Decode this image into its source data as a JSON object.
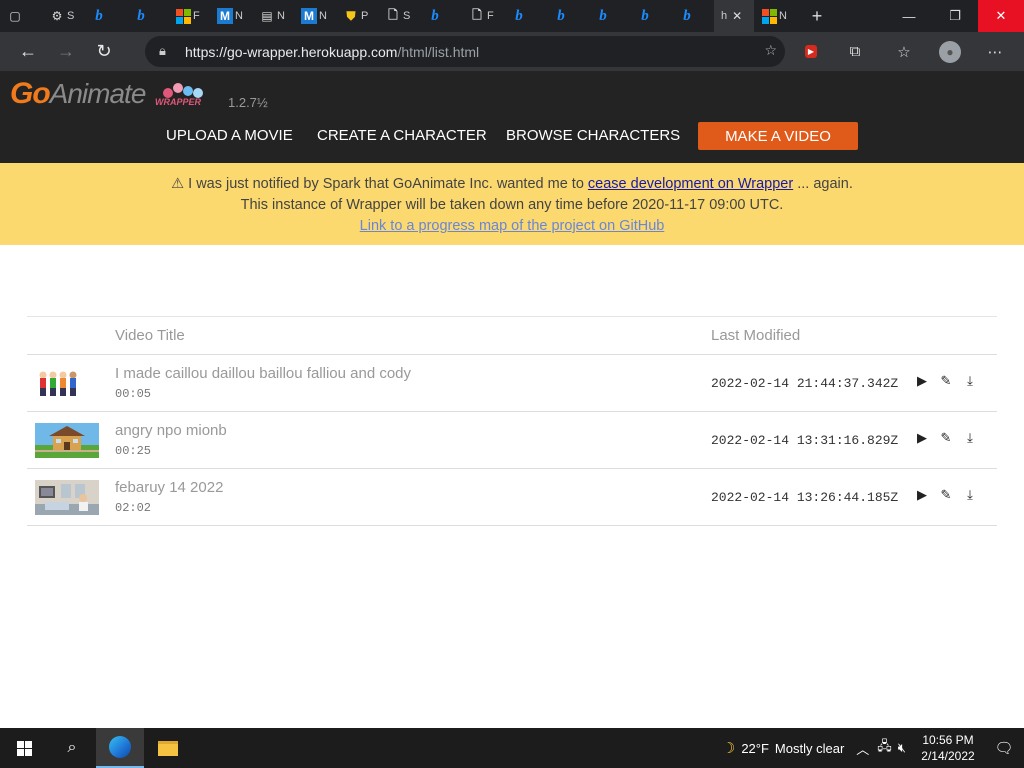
{
  "browser": {
    "tabs": [
      {
        "icon": "window-icon",
        "text": ""
      },
      {
        "icon": "gear-icon",
        "text": "S"
      },
      {
        "icon": "bing-icon",
        "text": ""
      },
      {
        "icon": "bing-icon",
        "text": ""
      },
      {
        "icon": "microsoft-icon",
        "text": "F"
      },
      {
        "icon": "m-icon",
        "text": "N"
      },
      {
        "icon": "calendar-icon",
        "text": "N"
      },
      {
        "icon": "m-icon",
        "text": "N"
      },
      {
        "icon": "shield-icon",
        "text": "P"
      },
      {
        "icon": "page-icon",
        "text": "S"
      },
      {
        "icon": "bing-icon",
        "text": ""
      },
      {
        "icon": "page-icon",
        "text": "F"
      },
      {
        "icon": "bing-icon",
        "text": ""
      },
      {
        "icon": "bing-icon",
        "text": ""
      },
      {
        "icon": "bing-icon",
        "text": ""
      },
      {
        "icon": "bing-icon",
        "text": ""
      },
      {
        "icon": "bing-icon",
        "text": ""
      },
      {
        "icon": "text",
        "text": "h",
        "active": true
      },
      {
        "icon": "microsoft-icon",
        "text": "N"
      }
    ],
    "url_host": "https://go-wrapper.herokuapp.com",
    "url_path": "/html/list.html"
  },
  "site": {
    "logo_go": "Go",
    "logo_animate": "Animate",
    "logo_wrapper": "WRAPPER",
    "version": "1.2.7½",
    "nav": {
      "upload": "UPLOAD A MOVIE",
      "create": "CREATE A CHARACTER",
      "browse": "BROWSE CHARACTERS",
      "make": "MAKE A VIDEO"
    }
  },
  "notice": {
    "line1_pre": "⚠ I was just notified by Spark that GoAnimate Inc. wanted me to ",
    "line1_link": "cease development on Wrapper",
    "line1_post": " ... again.",
    "line2": "This instance of Wrapper will be taken down any time before 2020-11-17 09:00 UTC.",
    "line3_link": "Link to a progress map of the project on GitHub"
  },
  "table": {
    "col_title": "Video Title",
    "col_modified": "Last Modified",
    "rows": [
      {
        "title": "I made caillou daillou baillou falliou and cody",
        "duration": "00:05",
        "modified": "2022-02-14 21:44:37.342Z"
      },
      {
        "title": "angry npo mionb",
        "duration": "00:25",
        "modified": "2022-02-14 13:31:16.829Z"
      },
      {
        "title": "febaruy 14 2022",
        "duration": "02:02",
        "modified": "2022-02-14 13:26:44.185Z"
      }
    ]
  },
  "taskbar": {
    "temperature": "22°F",
    "weather": "Mostly clear",
    "time": "10:56 PM",
    "date": "2/14/2022"
  }
}
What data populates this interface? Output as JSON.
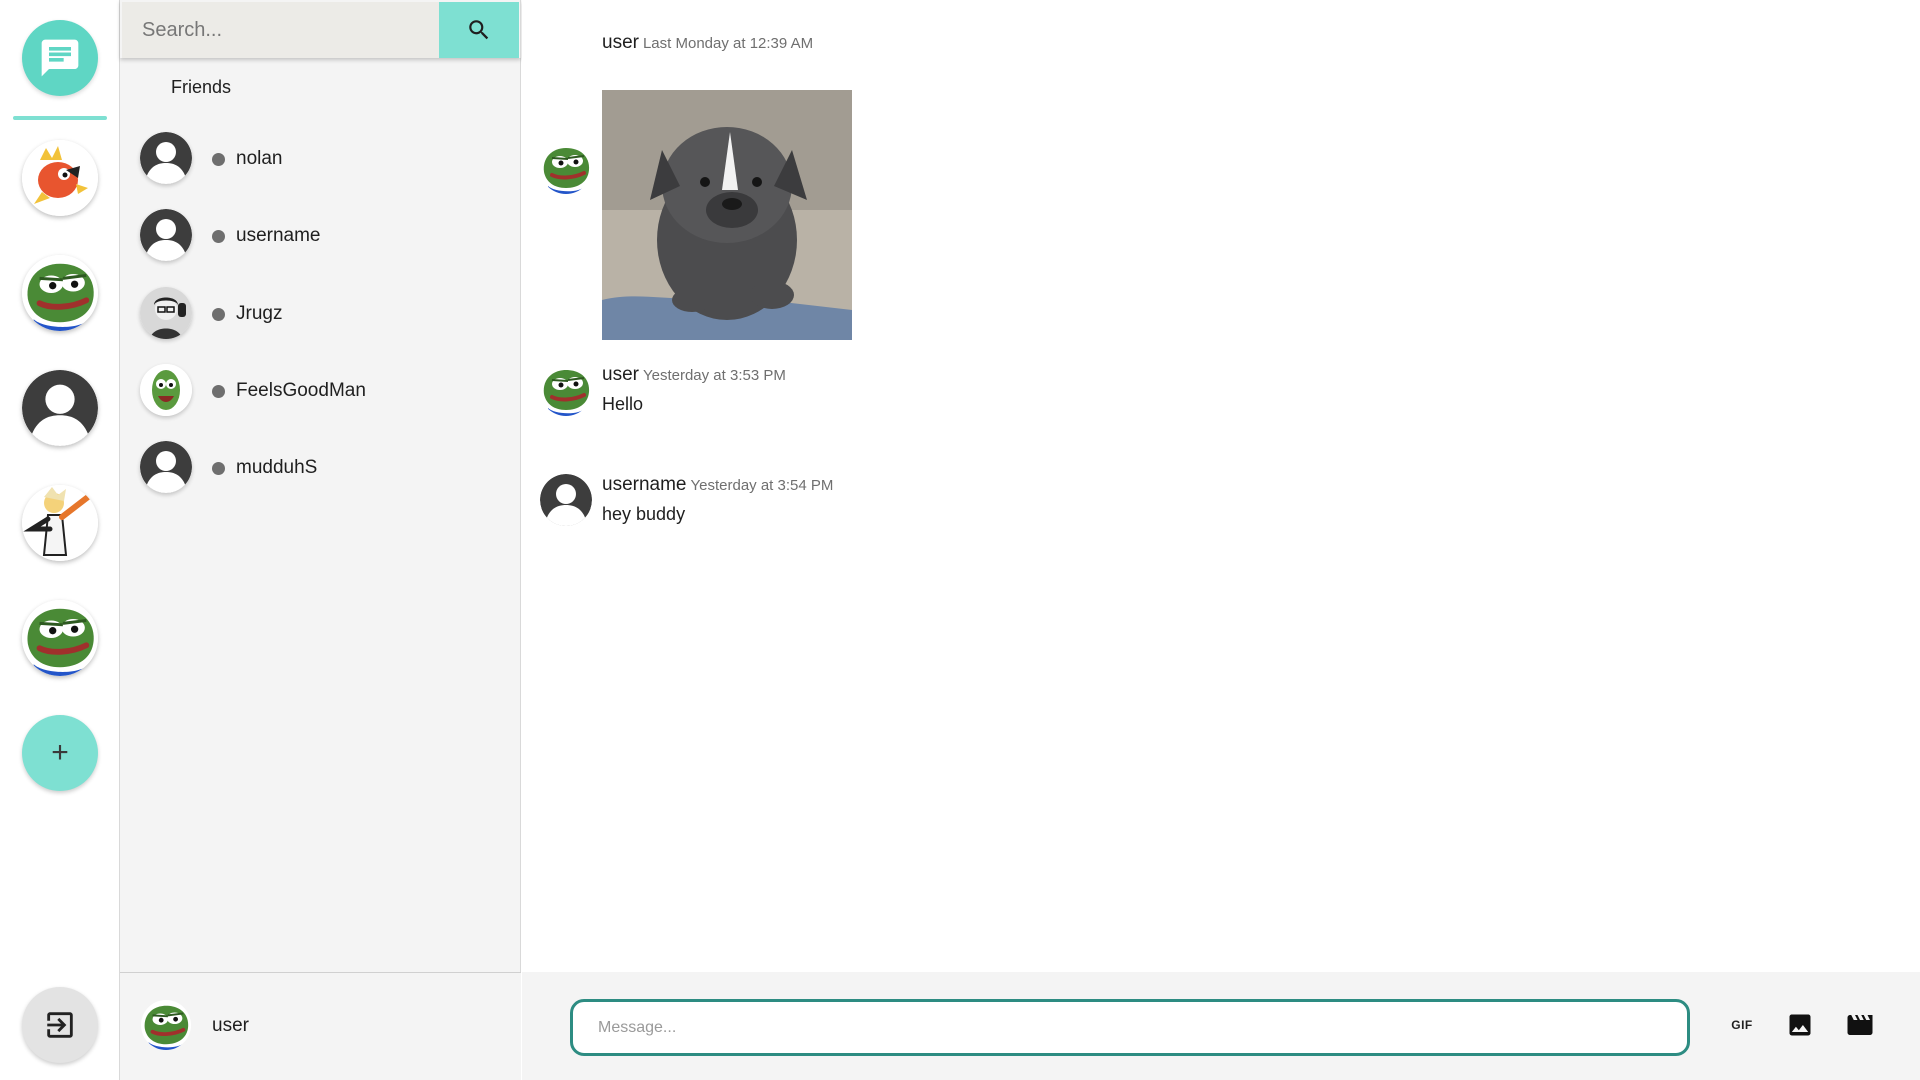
{
  "colors": {
    "accent": "#7ee0d2",
    "accent_dark": "#2d8c82",
    "home": "#5fd6c4",
    "status_offline": "#6e6e6e"
  },
  "rail": {
    "home_icon": "chat-bubble-icon",
    "servers": [
      "magikarp-server",
      "pepe-server",
      "default-avatar-server",
      "dab-server",
      "pepe-server-2"
    ],
    "add_label": "+",
    "logout_icon": "logout-icon"
  },
  "search": {
    "placeholder": "Search...",
    "value": "",
    "icon": "search-icon"
  },
  "friends": {
    "heading": "Friends",
    "items": [
      {
        "name": "nolan",
        "avatar": "default-avatar",
        "status": "offline"
      },
      {
        "name": "username",
        "avatar": "default-avatar",
        "status": "offline"
      },
      {
        "name": "Jrugz",
        "avatar": "photo-avatar",
        "status": "offline"
      },
      {
        "name": "FeelsGoodMan",
        "avatar": "pepe-avatar",
        "status": "offline"
      },
      {
        "name": "mudduhS",
        "avatar": "default-avatar",
        "status": "offline"
      }
    ]
  },
  "current_user": {
    "name": "user",
    "avatar": "pepe-avatar"
  },
  "messages": [
    {
      "author": "user",
      "time": "Last Monday at 12:39 AM",
      "image": "puppy-gif",
      "text": ""
    },
    {
      "author": "user",
      "time": "Yesterday at 3:53 PM",
      "text": "Hello"
    },
    {
      "author": "username",
      "time": "Yesterday at 3:54 PM",
      "text": "hey buddy"
    }
  ],
  "composer": {
    "placeholder": "Message...",
    "value": "",
    "gif_label": "GIF",
    "image_icon": "image-icon",
    "video_icon": "movie-icon"
  }
}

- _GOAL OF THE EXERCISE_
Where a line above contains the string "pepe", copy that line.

- _SOLUTION FOR THIS EXERCISE_
      "pepe-server",
      "pepe-server-2"
        "avatar": "pepe-avatar",
    "avatar": "pepe-avatar"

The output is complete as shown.